# Description of the task
Copy each line in the data that includes the word "instructions".

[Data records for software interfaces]
::::

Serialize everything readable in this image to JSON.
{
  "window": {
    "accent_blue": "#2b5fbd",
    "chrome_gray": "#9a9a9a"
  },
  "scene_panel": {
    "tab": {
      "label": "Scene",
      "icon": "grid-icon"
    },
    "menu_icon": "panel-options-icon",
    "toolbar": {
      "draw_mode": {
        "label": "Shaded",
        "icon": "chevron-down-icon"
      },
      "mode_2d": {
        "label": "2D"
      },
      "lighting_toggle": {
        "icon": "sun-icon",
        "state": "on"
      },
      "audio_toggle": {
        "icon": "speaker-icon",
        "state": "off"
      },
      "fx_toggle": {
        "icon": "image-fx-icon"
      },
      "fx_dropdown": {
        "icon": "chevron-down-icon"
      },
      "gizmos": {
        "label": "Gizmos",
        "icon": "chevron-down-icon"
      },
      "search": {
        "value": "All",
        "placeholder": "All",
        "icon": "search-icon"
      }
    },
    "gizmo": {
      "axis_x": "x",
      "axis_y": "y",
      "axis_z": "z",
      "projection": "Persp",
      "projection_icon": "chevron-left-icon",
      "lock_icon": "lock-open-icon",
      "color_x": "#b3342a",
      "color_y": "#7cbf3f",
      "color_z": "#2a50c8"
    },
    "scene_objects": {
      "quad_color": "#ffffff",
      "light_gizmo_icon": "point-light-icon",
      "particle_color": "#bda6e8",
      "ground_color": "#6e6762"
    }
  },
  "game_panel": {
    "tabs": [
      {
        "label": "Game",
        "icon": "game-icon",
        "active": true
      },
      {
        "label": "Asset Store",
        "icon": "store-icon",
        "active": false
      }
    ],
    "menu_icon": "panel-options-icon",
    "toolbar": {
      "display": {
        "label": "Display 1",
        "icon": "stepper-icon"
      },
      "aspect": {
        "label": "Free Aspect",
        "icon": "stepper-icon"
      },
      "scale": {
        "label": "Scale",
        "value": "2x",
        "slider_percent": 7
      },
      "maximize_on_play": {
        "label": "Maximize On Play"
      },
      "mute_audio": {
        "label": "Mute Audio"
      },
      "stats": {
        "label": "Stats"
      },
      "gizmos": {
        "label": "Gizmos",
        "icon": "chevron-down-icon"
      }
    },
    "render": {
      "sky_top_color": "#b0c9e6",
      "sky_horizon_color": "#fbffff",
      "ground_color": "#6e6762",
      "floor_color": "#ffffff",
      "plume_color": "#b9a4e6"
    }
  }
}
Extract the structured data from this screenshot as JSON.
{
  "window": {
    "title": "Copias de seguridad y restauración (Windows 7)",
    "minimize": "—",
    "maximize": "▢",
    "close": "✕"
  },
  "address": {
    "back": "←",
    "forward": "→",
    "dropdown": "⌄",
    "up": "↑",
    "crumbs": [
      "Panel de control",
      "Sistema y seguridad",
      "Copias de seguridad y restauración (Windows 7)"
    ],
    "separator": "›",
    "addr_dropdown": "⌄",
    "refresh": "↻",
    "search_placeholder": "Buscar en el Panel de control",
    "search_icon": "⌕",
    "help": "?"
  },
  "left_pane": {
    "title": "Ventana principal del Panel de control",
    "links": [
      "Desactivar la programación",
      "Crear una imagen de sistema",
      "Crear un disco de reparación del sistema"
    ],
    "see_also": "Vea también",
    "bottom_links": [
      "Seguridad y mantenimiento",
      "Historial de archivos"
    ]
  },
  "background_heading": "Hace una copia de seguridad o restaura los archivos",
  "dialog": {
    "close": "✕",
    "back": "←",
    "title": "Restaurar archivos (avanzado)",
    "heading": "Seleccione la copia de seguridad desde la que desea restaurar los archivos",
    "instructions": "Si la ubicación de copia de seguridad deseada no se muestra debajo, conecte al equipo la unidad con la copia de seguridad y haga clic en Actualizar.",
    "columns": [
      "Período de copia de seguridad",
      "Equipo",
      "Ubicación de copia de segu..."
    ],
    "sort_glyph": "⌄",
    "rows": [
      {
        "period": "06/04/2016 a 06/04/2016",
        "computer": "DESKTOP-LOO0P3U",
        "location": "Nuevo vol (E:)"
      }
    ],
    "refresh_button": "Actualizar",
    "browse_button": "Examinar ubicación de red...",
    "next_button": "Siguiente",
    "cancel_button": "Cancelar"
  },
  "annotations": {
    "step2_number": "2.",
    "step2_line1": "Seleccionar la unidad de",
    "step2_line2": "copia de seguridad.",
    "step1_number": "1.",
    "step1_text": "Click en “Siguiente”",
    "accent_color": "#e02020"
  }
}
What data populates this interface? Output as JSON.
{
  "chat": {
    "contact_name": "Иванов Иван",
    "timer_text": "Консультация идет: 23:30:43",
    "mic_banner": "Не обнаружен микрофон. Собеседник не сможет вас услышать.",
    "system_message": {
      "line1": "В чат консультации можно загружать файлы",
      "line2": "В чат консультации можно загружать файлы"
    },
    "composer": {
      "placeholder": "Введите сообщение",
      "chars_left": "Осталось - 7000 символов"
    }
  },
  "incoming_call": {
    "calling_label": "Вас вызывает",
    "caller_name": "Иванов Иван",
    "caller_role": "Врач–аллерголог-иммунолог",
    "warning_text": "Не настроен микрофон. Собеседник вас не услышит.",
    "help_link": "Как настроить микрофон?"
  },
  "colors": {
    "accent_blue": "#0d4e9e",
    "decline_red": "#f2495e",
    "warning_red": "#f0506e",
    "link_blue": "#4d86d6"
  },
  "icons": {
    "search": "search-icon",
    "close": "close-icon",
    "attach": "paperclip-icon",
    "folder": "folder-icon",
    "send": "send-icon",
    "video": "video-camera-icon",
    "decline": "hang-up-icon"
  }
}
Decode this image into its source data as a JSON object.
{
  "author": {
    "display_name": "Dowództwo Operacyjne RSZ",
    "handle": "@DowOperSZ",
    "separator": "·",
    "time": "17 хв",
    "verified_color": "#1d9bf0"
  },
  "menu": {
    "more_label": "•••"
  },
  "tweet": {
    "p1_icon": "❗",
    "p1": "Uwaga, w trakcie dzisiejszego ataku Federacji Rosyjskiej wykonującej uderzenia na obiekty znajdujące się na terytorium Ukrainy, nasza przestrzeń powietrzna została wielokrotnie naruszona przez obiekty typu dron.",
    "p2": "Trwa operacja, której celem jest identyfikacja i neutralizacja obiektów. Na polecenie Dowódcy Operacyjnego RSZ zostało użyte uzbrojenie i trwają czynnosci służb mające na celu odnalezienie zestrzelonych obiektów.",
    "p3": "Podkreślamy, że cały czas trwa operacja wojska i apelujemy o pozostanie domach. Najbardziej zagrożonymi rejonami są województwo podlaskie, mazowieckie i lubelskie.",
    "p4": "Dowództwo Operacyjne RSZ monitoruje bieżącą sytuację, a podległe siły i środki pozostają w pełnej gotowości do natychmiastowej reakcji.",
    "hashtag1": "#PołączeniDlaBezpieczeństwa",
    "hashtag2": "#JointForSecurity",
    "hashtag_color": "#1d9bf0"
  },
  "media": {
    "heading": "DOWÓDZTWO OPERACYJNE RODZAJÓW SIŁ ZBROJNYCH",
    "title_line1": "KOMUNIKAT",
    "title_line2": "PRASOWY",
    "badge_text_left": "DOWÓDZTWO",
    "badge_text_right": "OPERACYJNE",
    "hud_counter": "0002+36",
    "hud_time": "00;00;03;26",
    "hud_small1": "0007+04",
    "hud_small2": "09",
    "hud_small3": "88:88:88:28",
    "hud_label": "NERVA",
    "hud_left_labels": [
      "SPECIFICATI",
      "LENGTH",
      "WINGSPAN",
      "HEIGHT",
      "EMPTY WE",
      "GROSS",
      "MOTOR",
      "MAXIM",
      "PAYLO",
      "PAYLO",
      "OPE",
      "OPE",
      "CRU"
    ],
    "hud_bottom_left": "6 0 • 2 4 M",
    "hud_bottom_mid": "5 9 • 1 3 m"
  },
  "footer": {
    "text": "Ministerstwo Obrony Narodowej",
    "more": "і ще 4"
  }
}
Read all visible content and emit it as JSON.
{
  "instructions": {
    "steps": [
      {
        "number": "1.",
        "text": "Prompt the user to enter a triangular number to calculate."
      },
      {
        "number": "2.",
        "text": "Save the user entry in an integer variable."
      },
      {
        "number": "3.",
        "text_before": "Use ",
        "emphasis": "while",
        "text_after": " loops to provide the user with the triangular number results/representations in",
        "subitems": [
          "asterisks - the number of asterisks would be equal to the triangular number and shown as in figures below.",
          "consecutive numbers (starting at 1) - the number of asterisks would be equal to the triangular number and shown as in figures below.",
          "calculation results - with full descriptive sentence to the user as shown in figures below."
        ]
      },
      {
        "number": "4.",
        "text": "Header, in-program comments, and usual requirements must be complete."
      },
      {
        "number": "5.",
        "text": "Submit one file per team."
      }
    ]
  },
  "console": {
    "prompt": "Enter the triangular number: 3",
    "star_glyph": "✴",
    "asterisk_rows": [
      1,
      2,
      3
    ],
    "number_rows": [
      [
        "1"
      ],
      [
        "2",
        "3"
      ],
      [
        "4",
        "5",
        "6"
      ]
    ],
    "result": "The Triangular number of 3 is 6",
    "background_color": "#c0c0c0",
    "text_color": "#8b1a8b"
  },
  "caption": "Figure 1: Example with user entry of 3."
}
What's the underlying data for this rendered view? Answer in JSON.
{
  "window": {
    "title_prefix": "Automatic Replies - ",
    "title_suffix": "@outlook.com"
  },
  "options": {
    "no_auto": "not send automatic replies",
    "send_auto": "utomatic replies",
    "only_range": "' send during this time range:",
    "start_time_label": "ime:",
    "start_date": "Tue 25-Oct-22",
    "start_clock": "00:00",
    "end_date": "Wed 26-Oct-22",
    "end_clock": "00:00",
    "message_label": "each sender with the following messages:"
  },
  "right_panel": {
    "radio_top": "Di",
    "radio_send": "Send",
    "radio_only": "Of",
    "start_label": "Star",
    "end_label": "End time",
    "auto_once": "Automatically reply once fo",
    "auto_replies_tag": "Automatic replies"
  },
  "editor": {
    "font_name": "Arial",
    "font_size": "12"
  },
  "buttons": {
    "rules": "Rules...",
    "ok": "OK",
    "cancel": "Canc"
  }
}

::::

# Answer to the problem
    "instructions": "Si la ubicación de copia de seguridad deseada no se muestra debajo, conecte al equipo la unidad con la copia de seguridad y haga clic en Actualizar.",
  "instructions": {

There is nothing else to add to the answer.